An abatement notice is served on the owner or occupier of a property on which there has been a complaint, warning of the city’s intention to enter the land in order to abate (or eliminate) the nuisance by city crews. The cost of this is assessed to the owner.
What constitutes violations?
The number of messy yard reports seems high, but City Sanitarian Austin LaViolette said after a dry winter, the wet spring caught people off guard. Grass and weeds grew at full tilt.
“This has been a focus,” he said.
Overgrown vegetation in the city limits is a violation of city Ordinance 15.70.
According to the city’s website, here is how violations are handled:
• The owner and/or resident of the property is notified and told that if the violation is not corrected the property may be abated. City Council approval for this action is not necessary. A violation is considered if vegetation at or above 1 foot tall.
If the property is in violation:
• The property owner will be sent a notice to abate by certified mail allowing 10 days to correct it. If not corrected, the city will mow the property at the owner’s expense.
• Photos will be taken before and after the abatement.
• Owners will be sent a bill for the abatement costs payable within 30 days, after which it will be assessed to the property taxes.
Trash and refuse
The accumulation of trash and refuse on a property is in violation of Ordinance 8.08.
The following items are considered trash and refuse:
• Household trash
• Automobile parts (including tires)
• Construction debris
• Tree debris and other yard waste
• Any debris that is capable of being a place for vermin to live and breed
• Scrap metal
If a property is found to be in violation, the owner will be notified verbally or in writing what the violation consists of, what has to be done to correct it, and the time frame the owner has to correct it.

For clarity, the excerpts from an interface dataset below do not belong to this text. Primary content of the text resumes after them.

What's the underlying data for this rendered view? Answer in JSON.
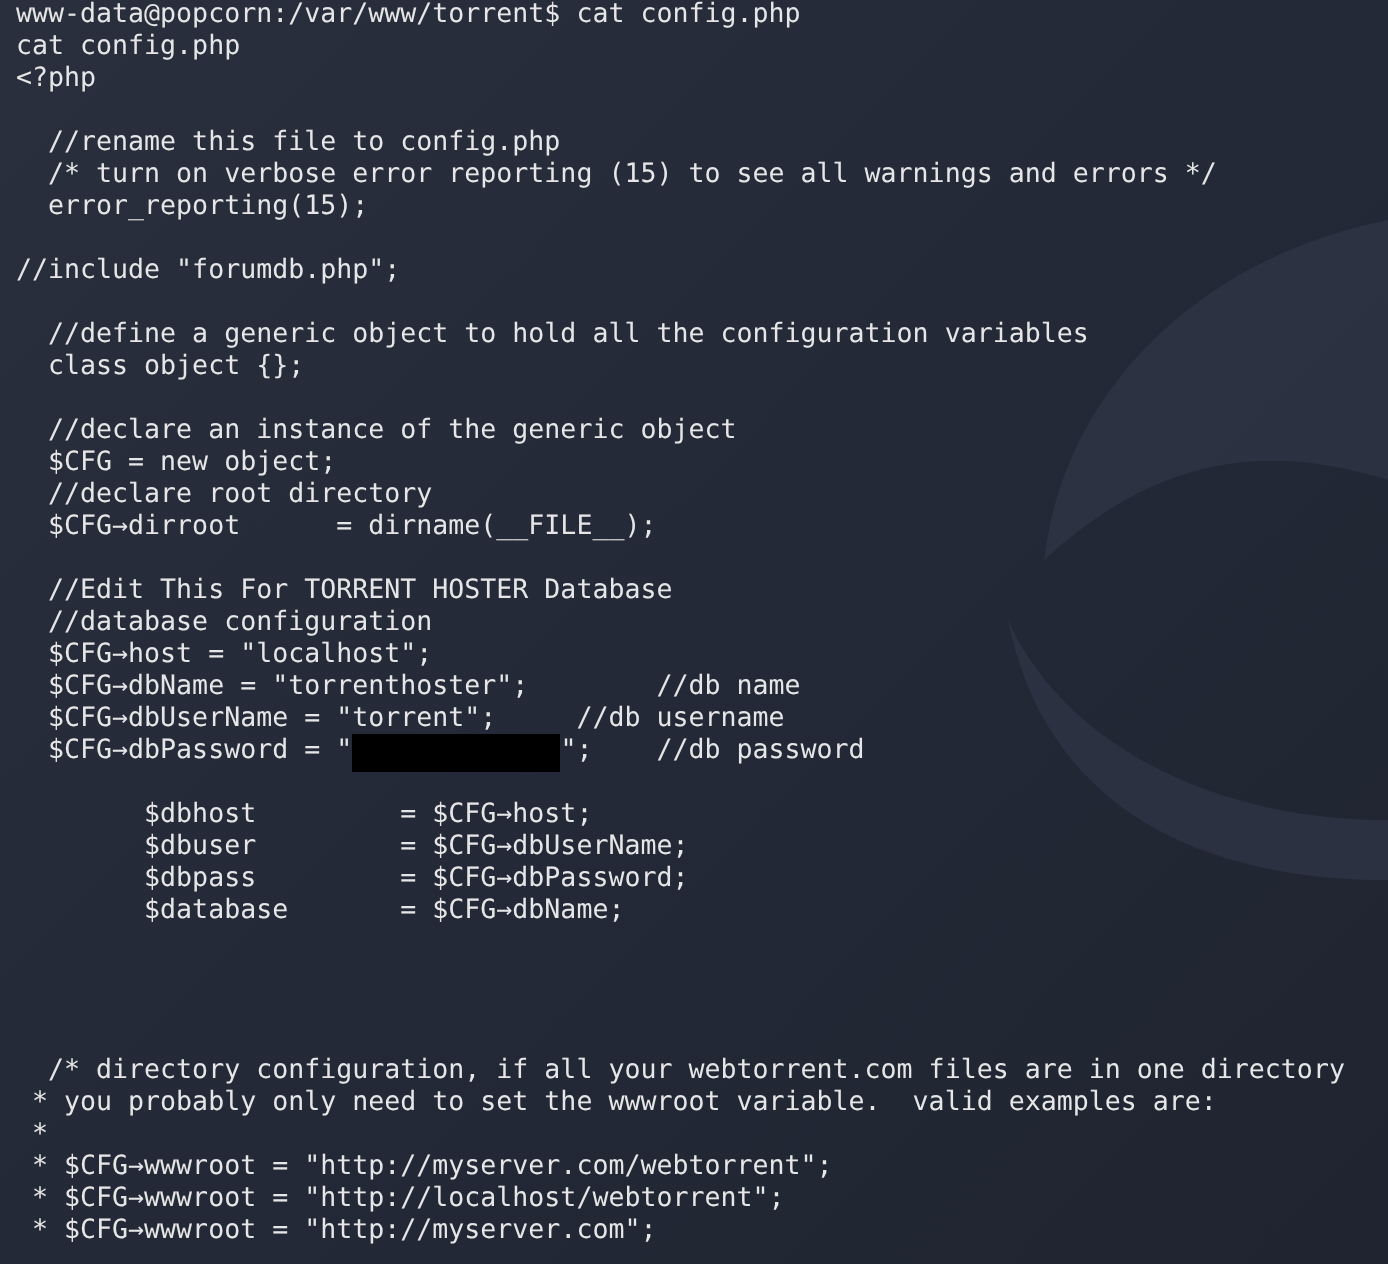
{
  "terminal": {
    "lines": [
      {
        "kind": "text",
        "text": "www-data@popcorn:/var/www/torrent$ cat config.php"
      },
      {
        "kind": "text",
        "text": "cat config.php"
      },
      {
        "kind": "text",
        "text": "<?php"
      },
      {
        "kind": "blank"
      },
      {
        "kind": "text",
        "text": "  //rename this file to config.php"
      },
      {
        "kind": "text",
        "text": "  /* turn on verbose error reporting (15) to see all warnings and errors */"
      },
      {
        "kind": "text",
        "text": "  error_reporting(15);"
      },
      {
        "kind": "blank"
      },
      {
        "kind": "text",
        "text": "//include \"forumdb.php\";"
      },
      {
        "kind": "blank"
      },
      {
        "kind": "text",
        "text": "  //define a generic object to hold all the configuration variables"
      },
      {
        "kind": "text",
        "text": "  class object {};"
      },
      {
        "kind": "blank"
      },
      {
        "kind": "text",
        "text": "  //declare an instance of the generic object"
      },
      {
        "kind": "text",
        "text": "  $CFG = new object;"
      },
      {
        "kind": "text",
        "text": "  //declare root directory"
      },
      {
        "kind": "text",
        "text": "  $CFG→dirroot      = dirname(__FILE__);"
      },
      {
        "kind": "blank"
      },
      {
        "kind": "text",
        "text": "  //Edit This For TORRENT HOSTER Database"
      },
      {
        "kind": "text",
        "text": "  //database configuration"
      },
      {
        "kind": "text",
        "text": "  $CFG→host = \"localhost\";"
      },
      {
        "kind": "text",
        "text": "  $CFG→dbName = \"torrenthoster\";        //db name"
      },
      {
        "kind": "text",
        "text": "  $CFG→dbUserName = \"torrent\";     //db username"
      },
      {
        "kind": "redacted",
        "before": "  $CFG→dbPassword = \"",
        "after": "\";    //db password"
      },
      {
        "kind": "blank"
      },
      {
        "kind": "text",
        "text": "        $dbhost         = $CFG→host;"
      },
      {
        "kind": "text",
        "text": "        $dbuser         = $CFG→dbUserName;"
      },
      {
        "kind": "text",
        "text": "        $dbpass         = $CFG→dbPassword;"
      },
      {
        "kind": "text",
        "text": "        $database       = $CFG→dbName;"
      },
      {
        "kind": "blank"
      },
      {
        "kind": "blank"
      },
      {
        "kind": "blank"
      },
      {
        "kind": "blank"
      },
      {
        "kind": "text",
        "text": "  /* directory configuration, if all your webtorrent.com files are in one directory"
      },
      {
        "kind": "text",
        "text": " * you probably only need to set the wwwroot variable.  valid examples are:"
      },
      {
        "kind": "text",
        "text": " *"
      },
      {
        "kind": "text",
        "text": " * $CFG→wwwroot = \"http://myserver.com/webtorrent\";"
      },
      {
        "kind": "text",
        "text": " * $CFG→wwwroot = \"http://localhost/webtorrent\";"
      },
      {
        "kind": "text",
        "text": " * $CFG→wwwroot = \"http://myserver.com\";"
      }
    ]
  }
}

If no movement has been done by the deadline, a notice to abate the property will be sent to the owner containing the date the violation will be discussed by the council.
Among the Great Bend properties abated by the City Council Monday night was former Highland Hotel (now known as the Great Bend Hotel and Convention Center), a local landmark that has fallen into disrepair.
Located at 3017 10th St., trash cans around the site are over flowing, weeds have been allowed to grow and other maintenance has not been done, City Sanitarian Austin LaViolette said. Even after city personnel and volunteer private citizens have fought back the vegetation, it is still an eyesore.
A member of the meeting audience asked what could be done about it. Sadly, officials said, not much at this time.
“I hate to see it go to waste,” City Attorney Bob Suelter said. But, unless it deemed “unsafe and dangerous” the city can’t do anything about the problem.
“It is private property,” Suelter said. “There is no legal authority for the city to act.”
In the meantime, taxes and bills owed on the property continue to go unpaid, city officials said. And, every time city crews mow, the cost for the work is assessed against the taxes.
“Hopefully it’ll get sold,” Suelter said. Although the old hotel may have to be razed, the site would be ripe for new development.
There are other problems: The swimming pool is full of standing, stagnant water; many windows have been broken out; items have been stripped from inside the rooms and outside walls; grass remains unmowed; and there have been homeless people squatting in some of the rooms.
The Police Department runs routine checks of the building to help curtail illegal activities, Police Chief David Bailey said.
But, nothing yet rises to the level of dangerous.
Still, the abatement is another step toward making something happen with the property. The city inspector and code enforcement officer will continue to monitor it.
If a structure is determined to be unsafe and dangerous, notices must be sent, a waiting period followed and a public hearing held before the city can proceed. However, should it be ruled unsafe, it could be the city that winds up having to have it torn down, Suelter said.
Those expenses would be charged to the owner, but may never be paid. “It would be nice to find a buyer first,” he said.
The city does own the Events Center next door to the hotel, Suelter said. Once a part of the hotel, it was purchased by a group of local donors and donated to the city.
The owner of record is Retreat at Great Bend LLC. LaViolette said they have not been very responsive, but have cordoned off the parking lot with steel cable and boarded up broken windows.